    • System configuration, manufacturing, operation, and maintenance.
    • Security monitoring during maintenance, system decommissioning, and reporting of results.
  • FMEA (Failure Mode and Effect Analysis) Systematic evaluation of failure models:
    • Inductive method: bottom-up, HW Systems (processes for failure modes (understanding “Failure” as a loss of functionality), causes and effects), identifies the “single-point” of failure.
    • FMEA results in aid design improvements, testing and risk analysis.

What is the importance of applying the CENELEC regulations correctly?

The application of this regulation facilitates access to international markets, achieving greater competitiveness, and saving both money and time by discovering errors before the PCB is manufactured.

The key is to apply the standard from the beginning of a design

The fact is that in order to facilitate the implementation of a PCB in a railway application, the CENELEC standard must be taken into account from the first moment that a new design is started. Some common good practices to keep in mind from the start are:

  • Structure the schematic properly. Grouping the logic blocks and the inputs and outputs to minimize connection tracks, thus largely avoiding resistive and capacitive parasitic effects.
  • Apply later to the layout of the PCB, selecting the right track width sufficient to allow the passage of the maximum current that will circulate through them. The minimum separation between tracks will depend on the tension they have to withstand.

The local offices of NCAB have a technical team of engineers with the capacity to provide advice on the design of PCBs both in aspects of efficiency, manufacturing technology and sustainability, as well as in compliance with regulations in highly demanding sectors or applications such as the railway or other similar.

This is knowledge derived from the experience accumulated in a trajectory of more than 30 years, the presence in 15 countries and the annual production volume of more than 360 million PCBs for high-requirement applications.

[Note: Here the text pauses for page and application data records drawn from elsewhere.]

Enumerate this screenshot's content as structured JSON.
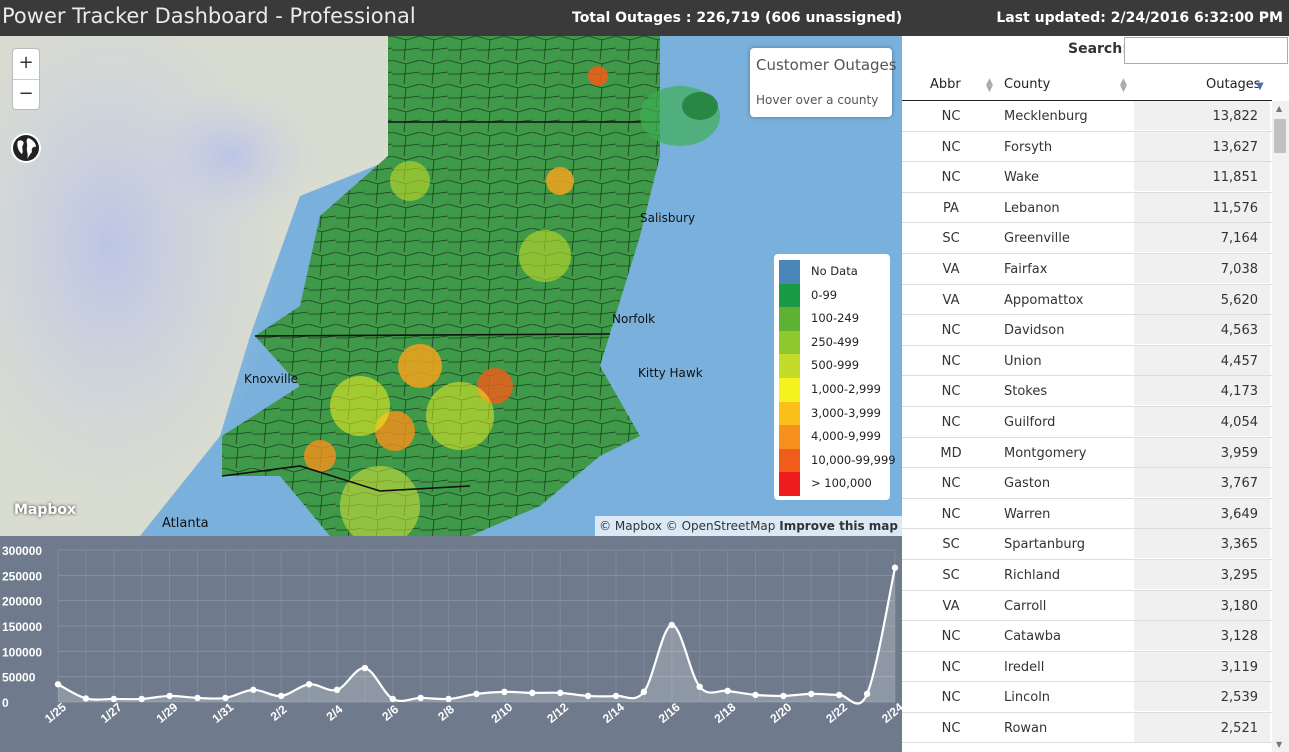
{
  "header": {
    "title": "Power Tracker Dashboard - Professional",
    "total": "Total Outages : 226,719 (606 unassigned)",
    "updated": "Last updated: 2/24/2016 6:32:00 PM"
  },
  "map": {
    "zoom_in": "+",
    "zoom_out": "−",
    "info_title": "Customer Outages",
    "info_hint": "Hover over a county",
    "logo": "Mapbox",
    "attribution": "© Mapbox © OpenStreetMap",
    "improve": "Improve this map",
    "cities": [
      "Knoxville",
      "Kitty Hawk",
      "Atlanta",
      "Salisbury",
      "Norfolk"
    ],
    "legend": [
      {
        "label": "No Data",
        "color": "#4a86b8"
      },
      {
        "label": "0-99",
        "color": "#1a9a45"
      },
      {
        "label": "100-249",
        "color": "#5fb134"
      },
      {
        "label": "250-499",
        "color": "#8ec82d"
      },
      {
        "label": "500-999",
        "color": "#c3dc2a"
      },
      {
        "label": "1,000-2,999",
        "color": "#f4f21f"
      },
      {
        "label": "3,000-3,999",
        "color": "#fbbf1a"
      },
      {
        "label": "4,000-9,999",
        "color": "#f7901c"
      },
      {
        "label": "10,000-99,999",
        "color": "#f25c1a"
      },
      {
        "label": "> 100,000",
        "color": "#ee1c1c"
      }
    ]
  },
  "chart_data": {
    "type": "area",
    "x": [
      "1/25",
      "1/26",
      "1/27",
      "1/28",
      "1/29",
      "1/30",
      "1/31",
      "2/1",
      "2/2",
      "2/3",
      "2/4",
      "2/5",
      "2/6",
      "2/7",
      "2/8",
      "2/9",
      "2/10",
      "2/11",
      "2/12",
      "2/13",
      "2/14",
      "2/15",
      "2/16",
      "2/17",
      "2/18",
      "2/19",
      "2/20",
      "2/21",
      "2/22",
      "2/23",
      "2/24"
    ],
    "tick_labels": [
      "1/25",
      "1/27",
      "1/29",
      "1/31",
      "2/2",
      "2/4",
      "2/6",
      "2/8",
      "2/10",
      "2/12",
      "2/14",
      "2/16",
      "2/18",
      "2/20",
      "2/22",
      "2/24"
    ],
    "values": [
      35000,
      7000,
      6000,
      6000,
      12000,
      8000,
      8000,
      24000,
      12000,
      35000,
      24000,
      67000,
      6000,
      8000,
      6000,
      16000,
      20000,
      18000,
      18000,
      12000,
      12000,
      20000,
      152000,
      30000,
      22000,
      14000,
      12000,
      16000,
      14000,
      16000,
      265000
    ],
    "ylim": [
      0,
      300000
    ],
    "yticks": [
      "0",
      "50000",
      "100000",
      "150000",
      "200000",
      "250000",
      "300000"
    ],
    "grid": true,
    "title": "",
    "xlabel": "",
    "ylabel": ""
  },
  "table": {
    "search_label": "Search:",
    "search_value": "",
    "columns": [
      "Abbr",
      "County",
      "Outages"
    ],
    "rows": [
      [
        "NC",
        "Mecklenburg",
        "13,822"
      ],
      [
        "NC",
        "Forsyth",
        "13,627"
      ],
      [
        "NC",
        "Wake",
        "11,851"
      ],
      [
        "PA",
        "Lebanon",
        "11,576"
      ],
      [
        "SC",
        "Greenville",
        "7,164"
      ],
      [
        "VA",
        "Fairfax",
        "7,038"
      ],
      [
        "VA",
        "Appomattox",
        "5,620"
      ],
      [
        "NC",
        "Davidson",
        "4,563"
      ],
      [
        "NC",
        "Union",
        "4,457"
      ],
      [
        "NC",
        "Stokes",
        "4,173"
      ],
      [
        "NC",
        "Guilford",
        "4,054"
      ],
      [
        "MD",
        "Montgomery",
        "3,959"
      ],
      [
        "NC",
        "Gaston",
        "3,767"
      ],
      [
        "NC",
        "Warren",
        "3,649"
      ],
      [
        "SC",
        "Spartanburg",
        "3,365"
      ],
      [
        "SC",
        "Richland",
        "3,295"
      ],
      [
        "VA",
        "Carroll",
        "3,180"
      ],
      [
        "NC",
        "Catawba",
        "3,128"
      ],
      [
        "NC",
        "Iredell",
        "3,119"
      ],
      [
        "NC",
        "Lincoln",
        "2,539"
      ],
      [
        "NC",
        "Rowan",
        "2,521"
      ]
    ]
  }
}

More about the railway industry and PCBs

Learn about the important standards for fire and safety that have to be applied when producing PCBs to the railway industry: